#### SOURCE DATA:

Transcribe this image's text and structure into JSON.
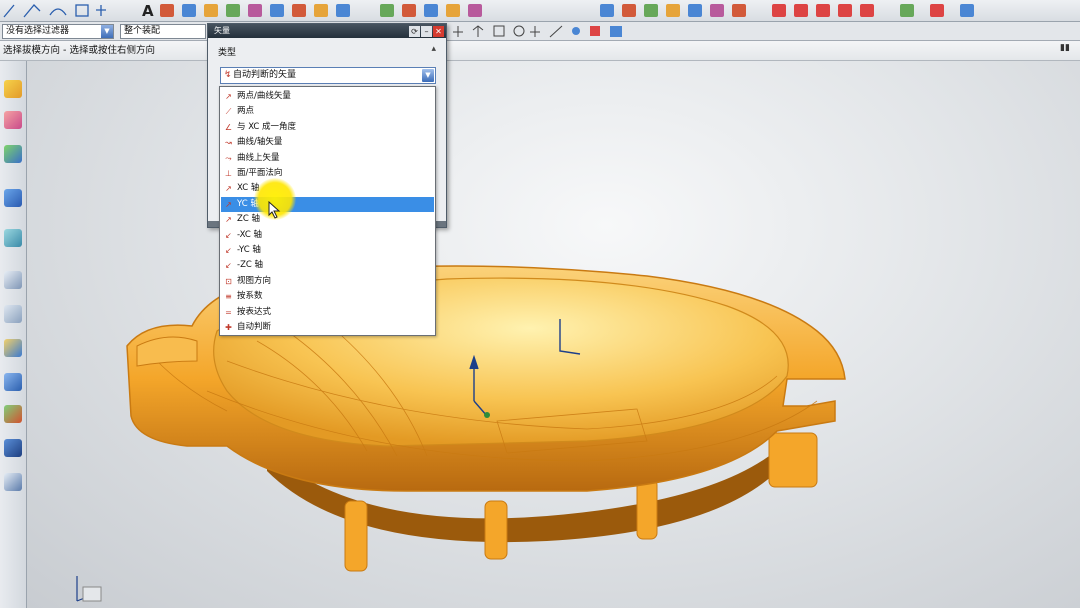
{
  "toolbar": {
    "text_tool": "A",
    "icons": [
      "line-icon",
      "arc-icon",
      "rectangle-icon",
      "text-icon",
      "sketch-icon",
      "feature-icon",
      "sync-icon",
      "edit-icon",
      "snap-icon",
      "view-icon",
      "render-icon",
      "analysis-icon"
    ]
  },
  "selection_bar": {
    "filter_combo": "没有选择过滤器",
    "scope_combo": "整个装配"
  },
  "cue_line": "选择拔模方向 - 选择或按住右侧方向",
  "dialog": {
    "title": "矢量",
    "group_label": "类型",
    "type_value": "自动判断的矢量"
  },
  "dropdown": {
    "selected_index": 7,
    "options": [
      {
        "label": "两点/曲线矢量",
        "icon": "vector-icon"
      },
      {
        "label": "两点",
        "icon": "two-points-icon"
      },
      {
        "label": "与 XC 成一角度",
        "icon": "angle-icon"
      },
      {
        "label": "曲线/轴矢量",
        "icon": "curve-icon"
      },
      {
        "label": "曲线上矢量",
        "icon": "curve-vector-icon"
      },
      {
        "label": "面/平面法向",
        "icon": "face-normal-icon"
      },
      {
        "label": "XC 轴",
        "icon": "xc-axis-icon"
      },
      {
        "label": "YC 轴",
        "icon": "yc-axis-icon"
      },
      {
        "label": "ZC 轴",
        "icon": "zc-axis-icon"
      },
      {
        "label": "-XC 轴",
        "icon": "neg-xc-axis-icon"
      },
      {
        "label": "-YC 轴",
        "icon": "neg-yc-axis-icon"
      },
      {
        "label": "-ZC 轴",
        "icon": "neg-zc-axis-icon"
      },
      {
        "label": "视图方向",
        "icon": "view-direction-icon"
      },
      {
        "label": "按系数",
        "icon": "coefficient-icon"
      },
      {
        "label": "按表达式",
        "icon": "expression-icon"
      },
      {
        "label": "自动判断",
        "icon": "infer-icon"
      }
    ]
  },
  "colors": {
    "part": "#f4a62a",
    "part_dark": "#c97a12",
    "selection": "#3a8ee6",
    "cursor_halo": "#ffe600"
  }
}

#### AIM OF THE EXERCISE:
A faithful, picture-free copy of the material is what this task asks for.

#### EXERCISE ANSWER:
Transcribe this image's text and structure into JSON.
{
  "toolbar": {
    "text_tool": "A",
    "icons": [
      "line-icon",
      "arc-icon",
      "rectangle-icon",
      "text-icon",
      "sketch-icon",
      "feature-icon",
      "sync-icon",
      "edit-icon",
      "snap-icon",
      "view-icon",
      "render-icon",
      "analysis-icon"
    ]
  },
  "selection_bar": {
    "filter_combo": "没有选择过滤器",
    "scope_combo": "整个装配"
  },
  "cue_line": "选择拔模方向 - 选择或按住右侧方向",
  "dialog": {
    "title": "矢量",
    "group_label": "类型",
    "type_value": "自动判断的矢量"
  },
  "dropdown": {
    "selected_index": 7,
    "options": [
      {
        "label": "两点/曲线矢量",
        "icon": "vector-icon"
      },
      {
        "label": "两点",
        "icon": "two-points-icon"
      },
      {
        "label": "与 XC 成一角度",
        "icon": "angle-icon"
      },
      {
        "label": "曲线/轴矢量",
        "icon": "curve-icon"
      },
      {
        "label": "曲线上矢量",
        "icon": "curve-vector-icon"
      },
      {
        "label": "面/平面法向",
        "icon": "face-normal-icon"
      },
      {
        "label": "XC 轴",
        "icon": "xc-axis-icon"
      },
      {
        "label": "YC 轴",
        "icon": "yc-axis-icon"
      },
      {
        "label": "ZC 轴",
        "icon": "zc-axis-icon"
      },
      {
        "label": "-XC 轴",
        "icon": "neg-xc-axis-icon"
      },
      {
        "label": "-YC 轴",
        "icon": "neg-yc-axis-icon"
      },
      {
        "label": "-ZC 轴",
        "icon": "neg-zc-axis-icon"
      },
      {
        "label": "视图方向",
        "icon": "view-direction-icon"
      },
      {
        "label": "按系数",
        "icon": "coefficient-icon"
      },
      {
        "label": "按表达式",
        "icon": "expression-icon"
      },
      {
        "label": "自动判断",
        "icon": "infer-icon"
      }
    ]
  },
  "colors": {
    "part": "#f4a62a",
    "part_dark": "#c97a12",
    "selection": "#3a8ee6",
    "cursor_halo": "#ffe600"
  }
}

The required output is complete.